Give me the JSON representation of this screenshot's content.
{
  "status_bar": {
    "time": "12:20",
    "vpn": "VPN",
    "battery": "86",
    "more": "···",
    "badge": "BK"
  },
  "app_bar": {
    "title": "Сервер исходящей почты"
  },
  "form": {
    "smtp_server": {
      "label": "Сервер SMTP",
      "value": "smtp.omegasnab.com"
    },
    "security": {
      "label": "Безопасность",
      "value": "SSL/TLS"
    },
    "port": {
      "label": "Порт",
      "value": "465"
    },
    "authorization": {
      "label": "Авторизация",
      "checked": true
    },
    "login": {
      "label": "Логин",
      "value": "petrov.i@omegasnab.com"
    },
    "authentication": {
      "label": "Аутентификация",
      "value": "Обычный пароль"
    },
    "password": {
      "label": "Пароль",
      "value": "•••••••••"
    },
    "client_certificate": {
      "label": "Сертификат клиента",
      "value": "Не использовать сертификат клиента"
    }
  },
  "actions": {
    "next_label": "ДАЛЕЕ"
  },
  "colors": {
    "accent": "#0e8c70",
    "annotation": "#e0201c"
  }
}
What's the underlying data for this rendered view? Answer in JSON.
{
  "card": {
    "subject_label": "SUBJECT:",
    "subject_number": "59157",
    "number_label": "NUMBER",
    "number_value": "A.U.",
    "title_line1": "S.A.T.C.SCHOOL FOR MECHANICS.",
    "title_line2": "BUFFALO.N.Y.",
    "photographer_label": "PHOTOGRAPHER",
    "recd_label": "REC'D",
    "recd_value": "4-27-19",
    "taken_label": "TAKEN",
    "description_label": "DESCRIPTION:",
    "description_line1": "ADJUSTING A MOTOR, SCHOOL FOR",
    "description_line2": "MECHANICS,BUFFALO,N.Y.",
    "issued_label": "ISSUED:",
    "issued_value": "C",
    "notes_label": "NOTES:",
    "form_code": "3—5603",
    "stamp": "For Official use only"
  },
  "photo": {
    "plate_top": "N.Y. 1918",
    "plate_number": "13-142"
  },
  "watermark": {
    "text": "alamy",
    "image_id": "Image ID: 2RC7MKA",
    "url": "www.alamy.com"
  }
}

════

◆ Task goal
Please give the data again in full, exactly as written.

◆ Answer section
Give me the JSON representation of this screenshot's content.
{
  "status_bar": {
    "time": "12:20",
    "vpn": "VPN",
    "battery": "86",
    "more": "···",
    "badge": "BK"
  },
  "app_bar": {
    "title": "Сервер исходящей почты"
  },
  "form": {
    "smtp_server": {
      "label": "Сервер SMTP",
      "value": "smtp.omegasnab.com"
    },
    "security": {
      "label": "Безопасность",
      "value": "SSL/TLS"
    },
    "port": {
      "label": "Порт",
      "value": "465"
    },
    "authorization": {
      "label": "Авторизация",
      "checked": true
    },
    "login": {
      "label": "Логин",
      "value": "petrov.i@omegasnab.com"
    },
    "authentication": {
      "label": "Аутентификация",
      "value": "Обычный пароль"
    },
    "password": {
      "label": "Пароль",
      "value": "•••••••••"
    },
    "client_certificate": {
      "label": "Сертификат клиента",
      "value": "Не использовать сертификат клиента"
    }
  },
  "actions": {
    "next_label": "ДАЛЕЕ"
  },
  "colors": {
    "accent": "#0e8c70",
    "annotation": "#e0201c"
  }
}
What's the underlying data for this rendered view? Answer in JSON.
{
  "card": {
    "subject_label": "SUBJECT:",
    "subject_number": "59157",
    "number_label": "NUMBER",
    "number_value": "A.U.",
    "title_line1": "S.A.T.C.SCHOOL FOR MECHANICS.",
    "title_line2": "BUFFALO.N.Y.",
    "photographer_label": "PHOTOGRAPHER",
    "recd_label": "REC'D",
    "recd_value": "4-27-19",
    "taken_label": "TAKEN",
    "description_label": "DESCRIPTION:",
    "description_line1": "ADJUSTING A MOTOR, SCHOOL FOR",
    "description_line2": "MECHANICS,BUFFALO,N.Y.",
    "issued_label": "ISSUED:",
    "issued_value": "C",
    "notes_label": "NOTES:",
    "form_code": "3—5603",
    "stamp": "For Official use only"
  },
  "photo": {
    "plate_top": "N.Y. 1918",
    "plate_number": "13-142"
  },
  "watermark": {
    "text": "alamy",
    "image_id": "Image ID: 2RC7MKA",
    "url": "www.alamy.com"
  }
}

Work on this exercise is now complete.